BEGIN Listed records

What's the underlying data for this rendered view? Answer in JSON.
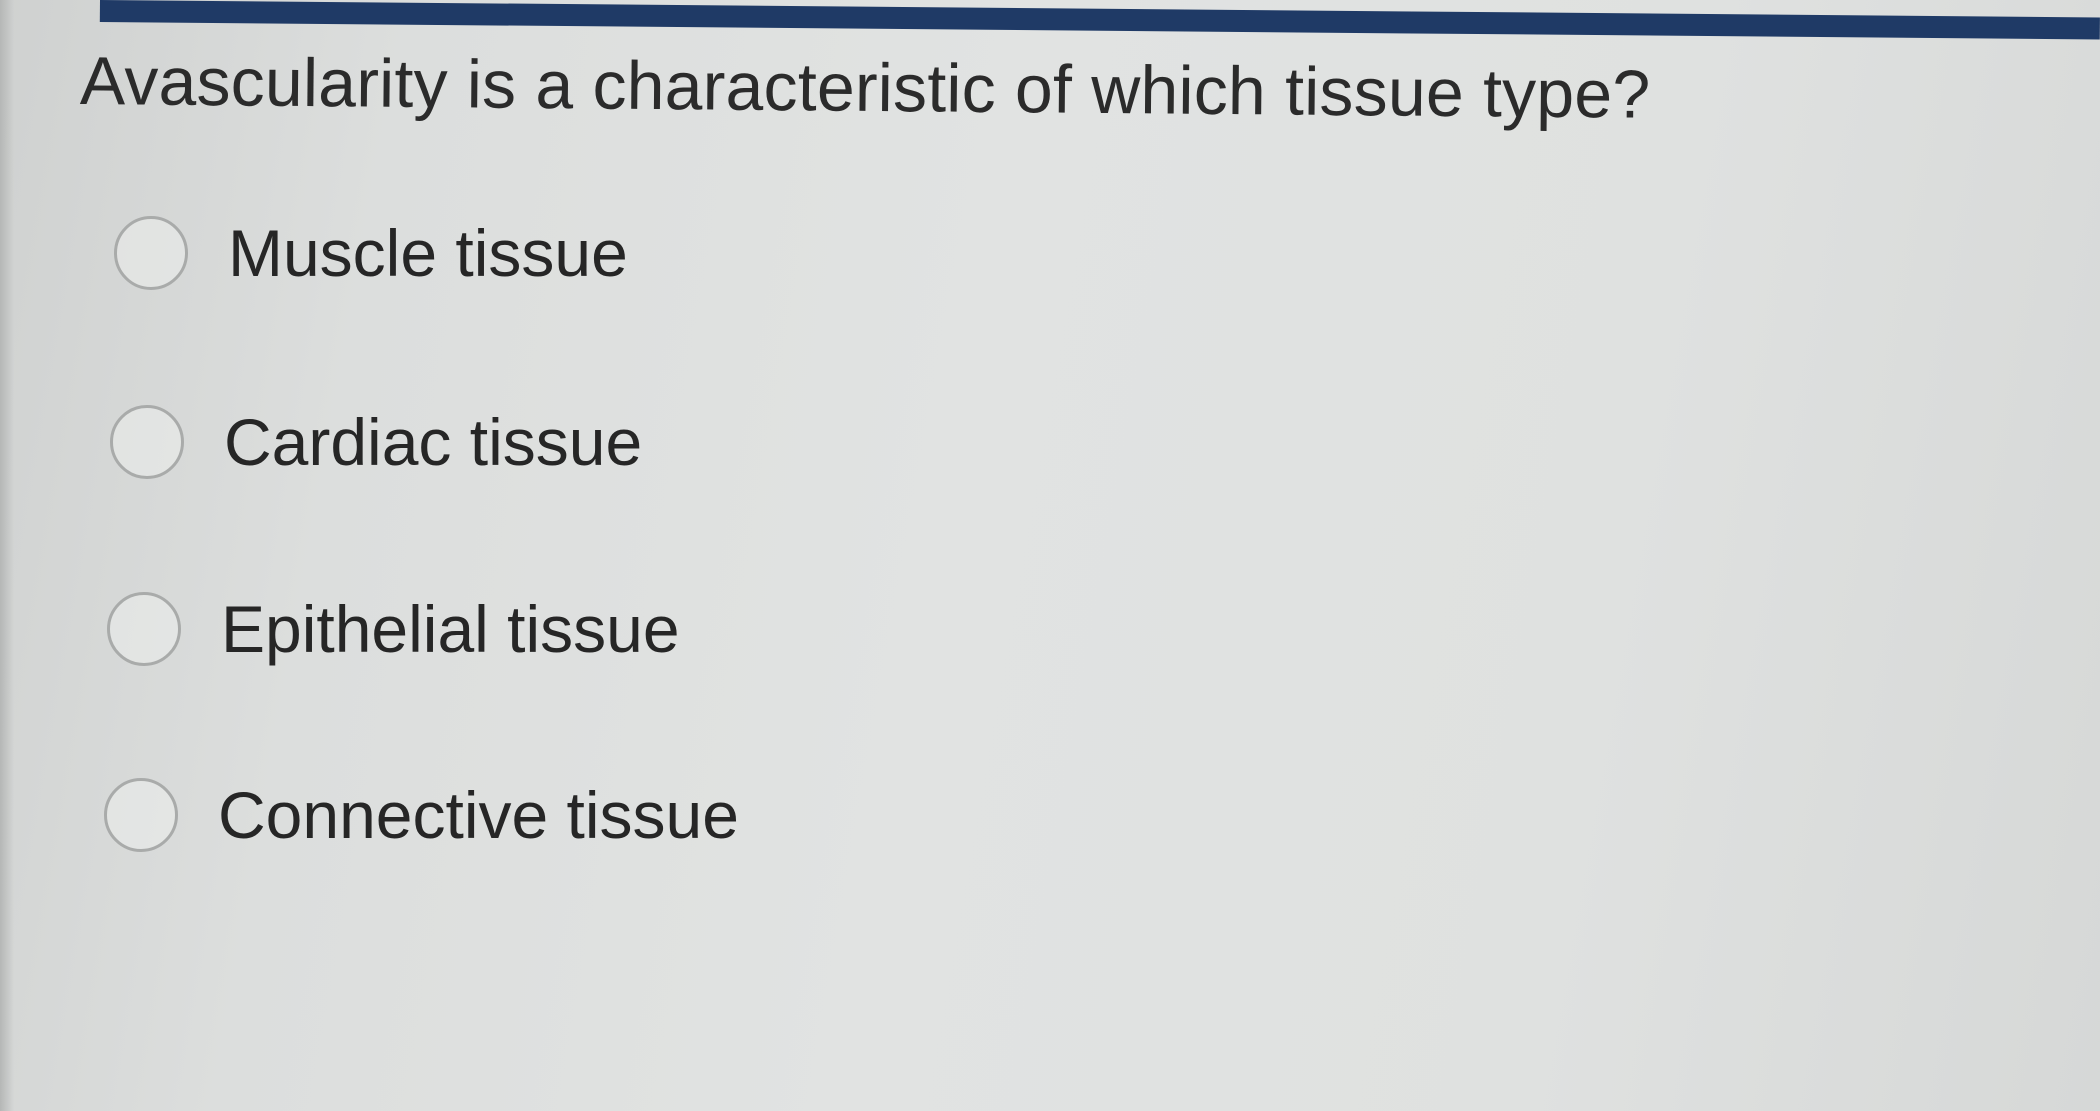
{
  "quiz": {
    "question": "Avascularity is a characteristic of which tissue type?",
    "options": [
      {
        "label": "Muscle tissue",
        "selected": false
      },
      {
        "label": "Cardiac tissue",
        "selected": false
      },
      {
        "label": "Epithelial tissue",
        "selected": false
      },
      {
        "label": "Connective tissue",
        "selected": false
      }
    ]
  },
  "colors": {
    "header_bar": "#1f3a66",
    "background": "#dfe1e0",
    "text": "#2b2b2b",
    "radio_border": "#a9abaa"
  }
}
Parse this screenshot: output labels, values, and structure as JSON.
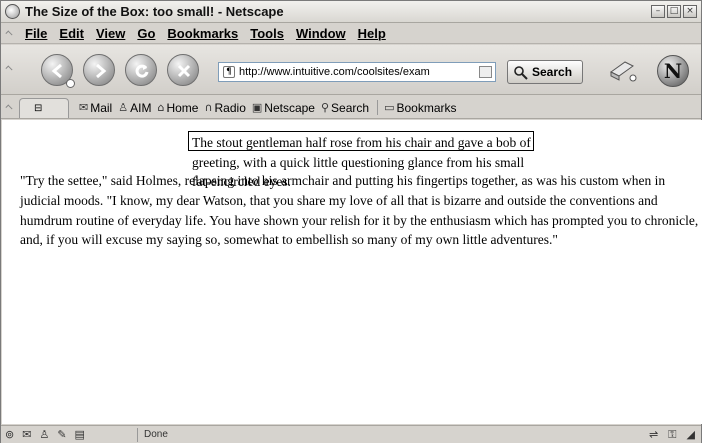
{
  "window": {
    "title": "The Size of the Box: too small! - Netscape",
    "controls": [
      "–",
      "□",
      "×"
    ]
  },
  "menu": {
    "items": [
      "File",
      "Edit",
      "View",
      "Go",
      "Bookmarks",
      "Tools",
      "Window",
      "Help"
    ]
  },
  "nav": {
    "url": "http://www.intuitive.com/coolsites/exam",
    "search_label": "Search",
    "logo_letter": "N"
  },
  "personal_toolbar": {
    "links": [
      "Mail",
      "AIM",
      "Home",
      "Radio",
      "Netscape",
      "Search",
      "Bookmarks"
    ]
  },
  "content": {
    "popup_text": "The stout gentleman half rose from his chair and gave a bob of greeting, with a quick little questioning glance from his small fat-encircled eyes.",
    "paragraph": "\"Try the settee,\" said Holmes, relapsing into his armchair and putting his fingertips together, as was his custom when in judicial moods. \"I know, my dear Watson, that you share my love of all that is bizarre and outside the conventions and humdrum routine of everyday life. You have shown your relish for it by the enthusiasm which has prompted you to chronicle, and, if you will excuse my saying so, somewhat to embellish so many of my own little adventures.\""
  },
  "status": {
    "text": "Done"
  }
}
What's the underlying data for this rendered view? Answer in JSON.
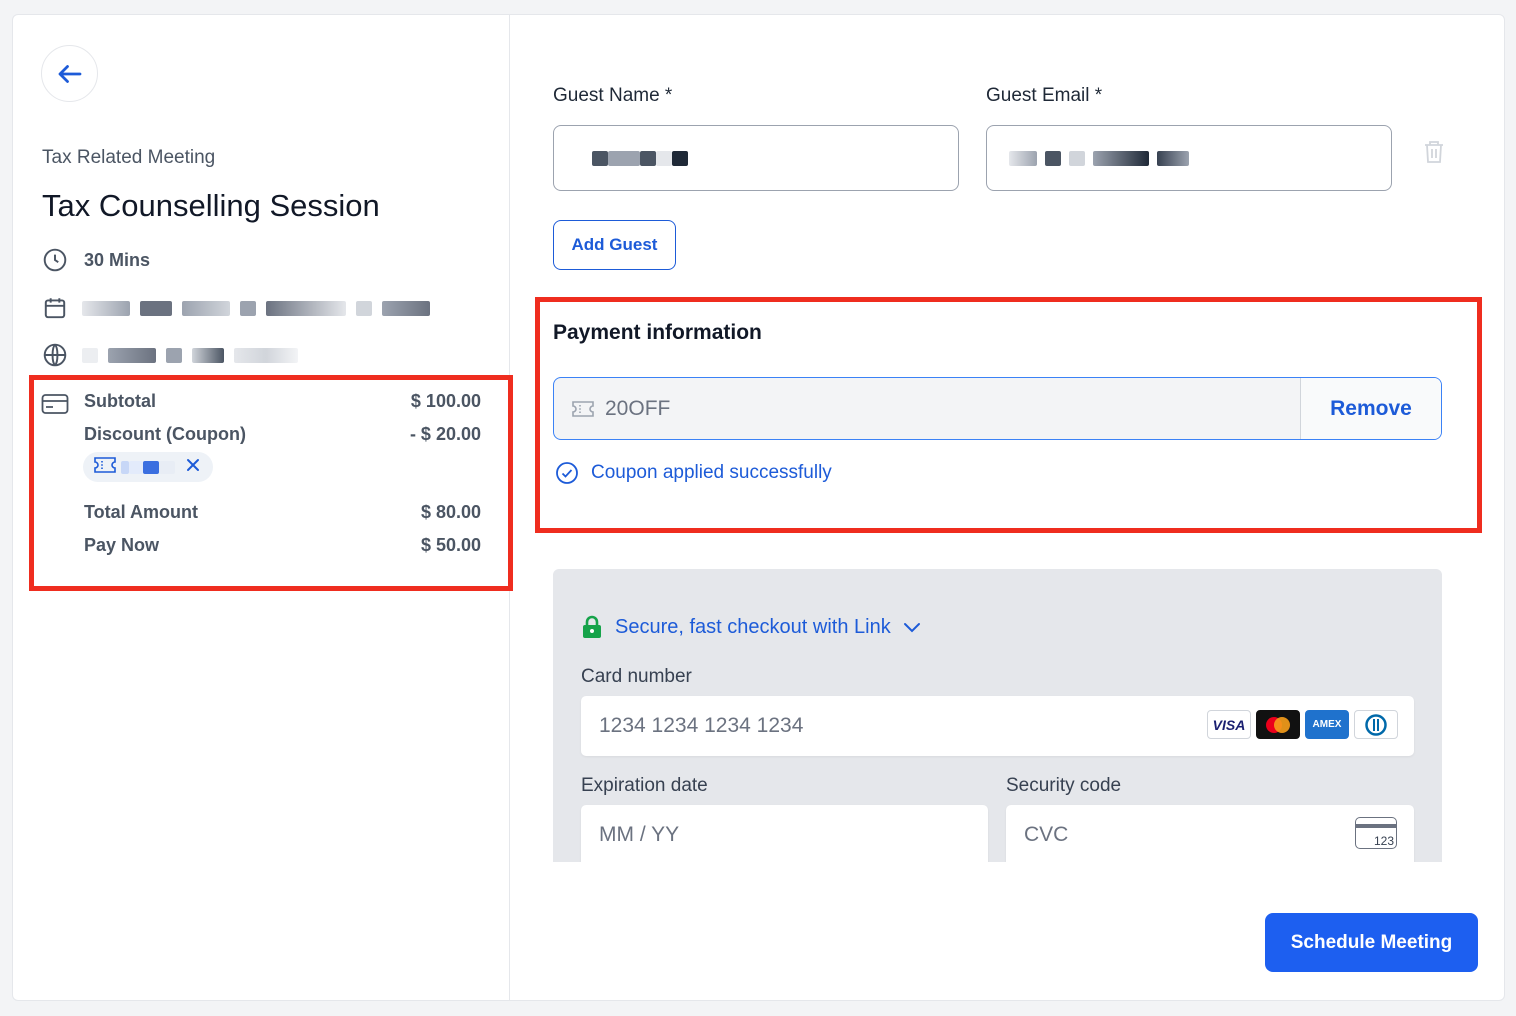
{
  "event": {
    "type_label": "Tax Related Meeting",
    "title": "Tax Counselling Session",
    "duration": "30 Mins"
  },
  "summary": {
    "subtotal_label": "Subtotal",
    "subtotal_value": "$ 100.00",
    "discount_label": "Discount (Coupon)",
    "discount_value": "- $ 20.00",
    "total_label": "Total Amount",
    "total_value": "$ 80.00",
    "pay_now_label": "Pay Now",
    "pay_now_value": "$ 50.00"
  },
  "form": {
    "guest_name_label": "Guest Name *",
    "guest_email_label": "Guest Email *",
    "add_guest_label": "Add Guest"
  },
  "payment": {
    "title": "Payment information",
    "coupon_code": "20OFF",
    "remove_label": "Remove",
    "success_message": "Coupon applied successfully"
  },
  "stripe": {
    "link_label": "Secure, fast checkout with Link",
    "card_number_label": "Card number",
    "card_number_placeholder": "1234 1234 1234 1234",
    "expiry_label": "Expiration date",
    "expiry_placeholder": "MM / YY",
    "cvc_label": "Security code",
    "cvc_placeholder": "CVC",
    "brands": [
      "VISA",
      "AMEX"
    ],
    "cvc_icon_text": "123"
  },
  "actions": {
    "schedule_label": "Schedule Meeting"
  },
  "colors": {
    "primary": "#1d5bd8",
    "highlight": "#ef2d1f",
    "link_lock": "#16a34a"
  }
}
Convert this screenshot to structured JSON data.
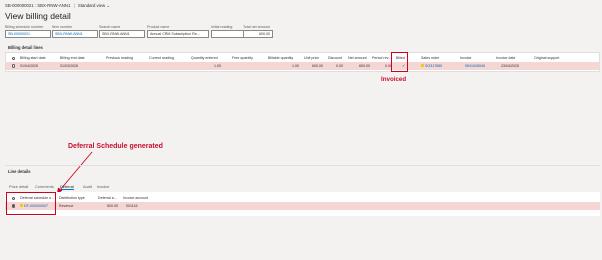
{
  "header": {
    "breadcrumb_title": "SB-000000021 : SBX-RNW-ANN1",
    "view_label": "Standard view",
    "page_title": "View billing detail",
    "fields": [
      {
        "label": "Billing schedule number",
        "value": "SB-00000021",
        "kind": "link"
      },
      {
        "label": "Item number",
        "value": "SBX-RNW-ANN1",
        "kind": "link"
      },
      {
        "label": "Search name",
        "value": "SBX-RNW-ANN1",
        "kind": "text"
      },
      {
        "label": "Product name",
        "value": "Annual CRM Subscription Re...",
        "kind": "text"
      },
      {
        "label": "Initial reading",
        "value": "",
        "kind": "text"
      },
      {
        "label": "Total net amount",
        "value": "600.00",
        "kind": "number"
      }
    ]
  },
  "billing_detail_lines": {
    "section_title": "Billing detail lines",
    "columns": [
      "Billing start date",
      "Billing end date",
      "Previous reading",
      "Current reading",
      "Quantity entered",
      "Free quantity",
      "Billable quantity",
      "Unit price",
      "Discount",
      "Net amount",
      "Period rev...",
      "Billed",
      "Sales order",
      "Invoice",
      "Invoice date",
      "Original support"
    ],
    "row": {
      "start": "01/04/2025",
      "end": "31/03/2026",
      "prev": "",
      "curr": "",
      "qty_entered": "1.00",
      "free": "",
      "billable": "1.00",
      "unit_price": "600.00",
      "discount": "0.00",
      "net": "600.00",
      "period": "0.00",
      "billed": "✓",
      "sales_order": "SO317650",
      "invoice": "SIN1028945",
      "invoice_date": "23/04/2025",
      "orig": ""
    }
  },
  "annotations": {
    "invoiced": "Invoiced",
    "deferral": "Deferral Schedule generated",
    "color": "#c8102e"
  },
  "line_details": {
    "section_title": "Line details",
    "tabs": [
      "Price detail",
      "Comments",
      "Deferral",
      "Audit",
      "Invoice"
    ],
    "active_tab": "Deferral",
    "columns": [
      "Deferral schedule n...",
      "Distribution type",
      "Deferral a...",
      "Invoice account"
    ],
    "row": {
      "schedule": "DF-000000007",
      "type": "Revenue",
      "amount": "600.00",
      "account": "001116"
    }
  }
}
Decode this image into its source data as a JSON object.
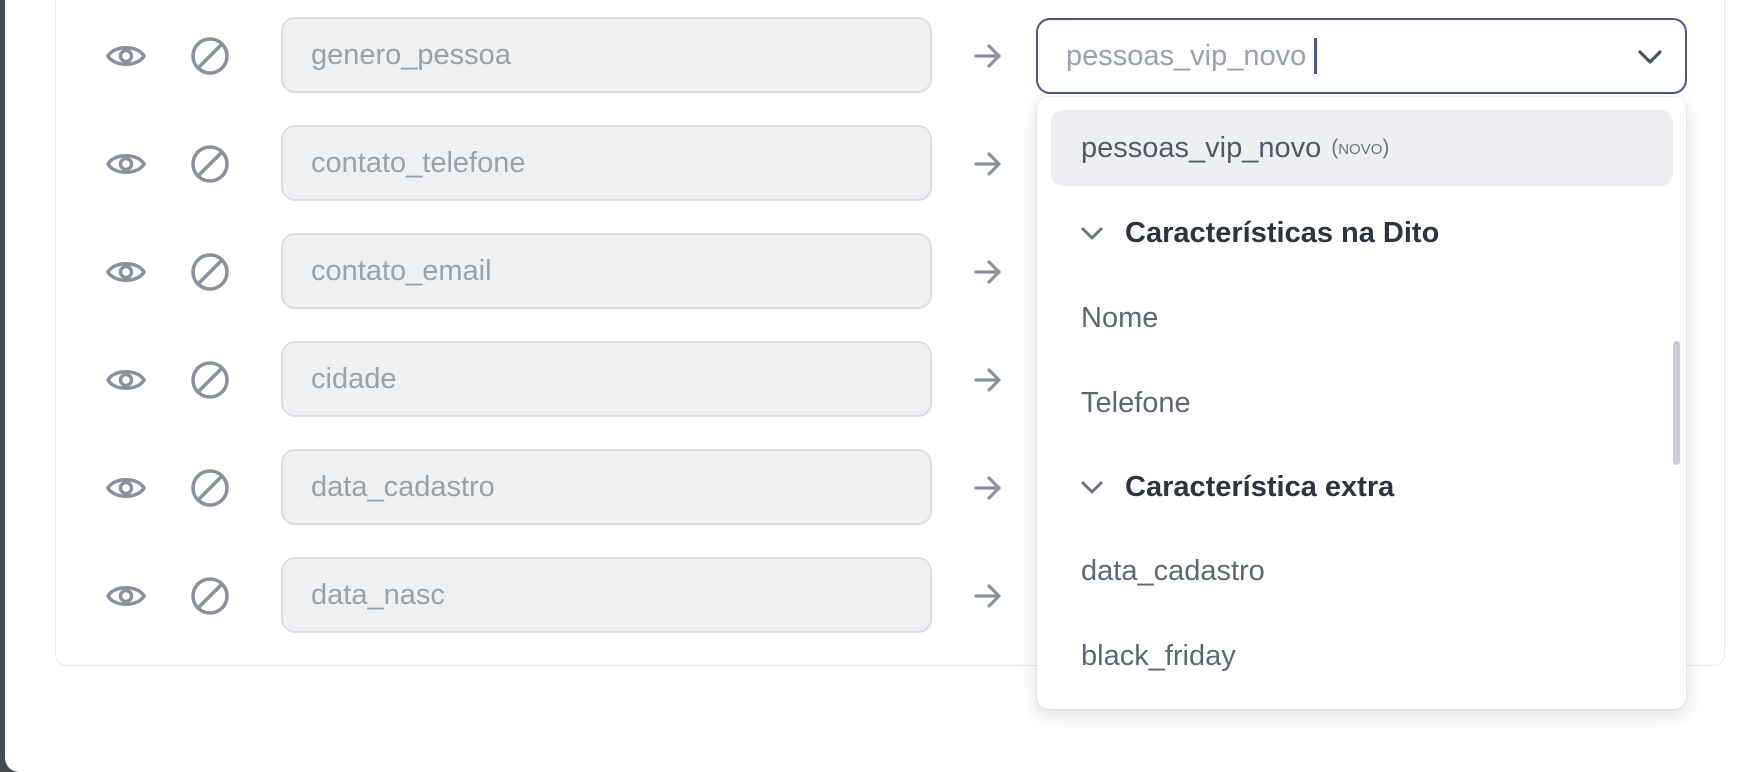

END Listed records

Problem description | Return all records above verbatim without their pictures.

Your response |
What's the underlying data for this rendered view? Answer in JSON.
{
  "quiz": {
    "question": "Avascularity is a characteristic of which tissue type?",
    "options": [
      {
        "label": "Muscle tissue",
        "selected": false
      },
      {
        "label": "Cardiac tissue",
        "selected": false
      },
      {
        "label": "Epithelial tissue",
        "selected": false
      },
      {
        "label": "Connective tissue",
        "selected": false
      }
    ]
  },
  "colors": {
    "header_bar": "#1f3a66",
    "background": "#dfe1e0",
    "text": "#2b2b2b",
    "radio_border": "#a9abaa"
  }
}
Parse this screenshot: output labels, values, and structure as JSON.
{
  "window": {
    "title": "The Size of the Box: too small! - Netscape",
    "controls": [
      "–",
      "□",
      "×"
    ]
  },
  "menu": {
    "items": [
      "File",
      "Edit",
      "View",
      "Go",
      "Bookmarks",
      "Tools",
      "Window",
      "Help"
    ]
  },
  "nav": {
    "url": "http://www.intuitive.com/coolsites/exam",
    "search_label": "Search",
    "logo_letter": "N"
  },
  "personal_toolbar": {
    "links": [
      "Mail",
      "AIM",
      "Home",
      "Radio",
      "Netscape",
      "Search",
      "Bookmarks"
    ]
  },
  "content": {
    "popup_text": "The stout gentleman half rose from his chair and gave a bob of greeting, with a quick little questioning glance from his small fat-encircled eyes.",
    "paragraph": "\"Try the settee,\" said Holmes, relapsing into his armchair and putting his fingertips together, as was his custom when in judicial moods. \"I know, my dear Watson, that you share my love of all that is bizarre and outside the conventions and humdrum routine of everyday life. You have shown your relish for it by the enthusiasm which has prompted you to chronicle, and, if you will excuse my saying so, somewhat to embellish so many of my own little adventures.\""
  },
  "status": {
    "text": "Done"
  }
}
What's the underlying data for this rendered view? Answer in JSON.
{
  "event": {
    "type_label": "Tax Related Meeting",
    "title": "Tax Counselling Session",
    "duration": "30 Mins"
  },
  "summary": {
    "subtotal_label": "Subtotal",
    "subtotal_value": "$ 100.00",
    "discount_label": "Discount (Coupon)",
    "discount_value": "- $ 20.00",
    "total_label": "Total Amount",
    "total_value": "$ 80.00",
    "pay_now_label": "Pay Now",
    "pay_now_value": "$ 50.00"
  },
  "form": {
    "guest_name_label": "Guest Name *",
    "guest_email_label": "Guest Email *",
    "add_guest_label": "Add Guest"
  },
  "payment": {
    "title": "Payment information",
    "coupon_code": "20OFF",
    "remove_label": "Remove",
    "success_message": "Coupon applied successfully"
  },
  "stripe": {
    "link_label": "Secure, fast checkout with Link",
    "card_number_label": "Card number",
    "card_number_placeholder": "1234 1234 1234 1234",
    "expiry_label": "Expiration date",
    "expiry_placeholder": "MM / YY",
    "cvc_label": "Security code",
    "cvc_placeholder": "CVC",
    "brands": [
      "VISA",
      "AMEX"
    ],
    "cvc_icon_text": "123"
  },
  "actions": {
    "schedule_label": "Schedule Meeting"
  },
  "colors": {
    "primary": "#1d5bd8",
    "highlight": "#ef2d1f",
    "link_lock": "#16a34a"
  }
}
Convert this screenshot to structured JSON data.
{
  "header": {
    "breadcrumb_title": "SB-000000021 : SBX-RNW-ANN1",
    "view_label": "Standard view",
    "page_title": "View billing detail",
    "fields": [
      {
        "label": "Billing schedule number",
        "value": "SB-00000021",
        "kind": "link"
      },
      {
        "label": "Item number",
        "value": "SBX-RNW-ANN1",
        "kind": "link"
      },
      {
        "label": "Search name",
        "value": "SBX-RNW-ANN1",
        "kind": "text"
      },
      {
        "label": "Product name",
        "value": "Annual CRM Subscription Re...",
        "kind": "text"
      },
      {
        "label": "Initial reading",
        "value": "",
        "kind": "text"
      },
      {
        "label": "Total net amount",
        "value": "600.00",
        "kind": "number"
      }
    ]
  },
  "billing_detail_lines": {
    "section_title": "Billing detail lines",
    "columns": [
      "Billing start date",
      "Billing end date",
      "Previous reading",
      "Current reading",
      "Quantity entered",
      "Free quantity",
      "Billable quantity",
      "Unit price",
      "Discount",
      "Net amount",
      "Period rev...",
      "Billed",
      "Sales order",
      "Invoice",
      "Invoice date",
      "Original support"
    ],
    "row": {
      "start": "01/04/2025",
      "end": "31/03/2026",
      "prev": "",
      "curr": "",
      "qty_entered": "1.00",
      "free": "",
      "billable": "1.00",
      "unit_price": "600.00",
      "discount": "0.00",
      "net": "600.00",
      "period": "0.00",
      "billed": "✓",
      "sales_order": "SO317650",
      "invoice": "SIN1028945",
      "invoice_date": "23/04/2025",
      "orig": ""
    }
  },
  "annotations": {
    "invoiced": "Invoiced",
    "deferral": "Deferral Schedule generated",
    "color": "#c8102e"
  },
  "line_details": {
    "section_title": "Line details",
    "tabs": [
      "Price detail",
      "Comments",
      "Deferral",
      "Audit",
      "Invoice"
    ],
    "active_tab": "Deferral",
    "columns": [
      "Deferral schedule n...",
      "Distribution type",
      "Deferral a...",
      "Invoice account"
    ],
    "row": {
      "schedule": "DF-000000007",
      "type": "Revenue",
      "amount": "600.00",
      "account": "001116"
    }
  }
}
Decode this image into its source data as a JSON object.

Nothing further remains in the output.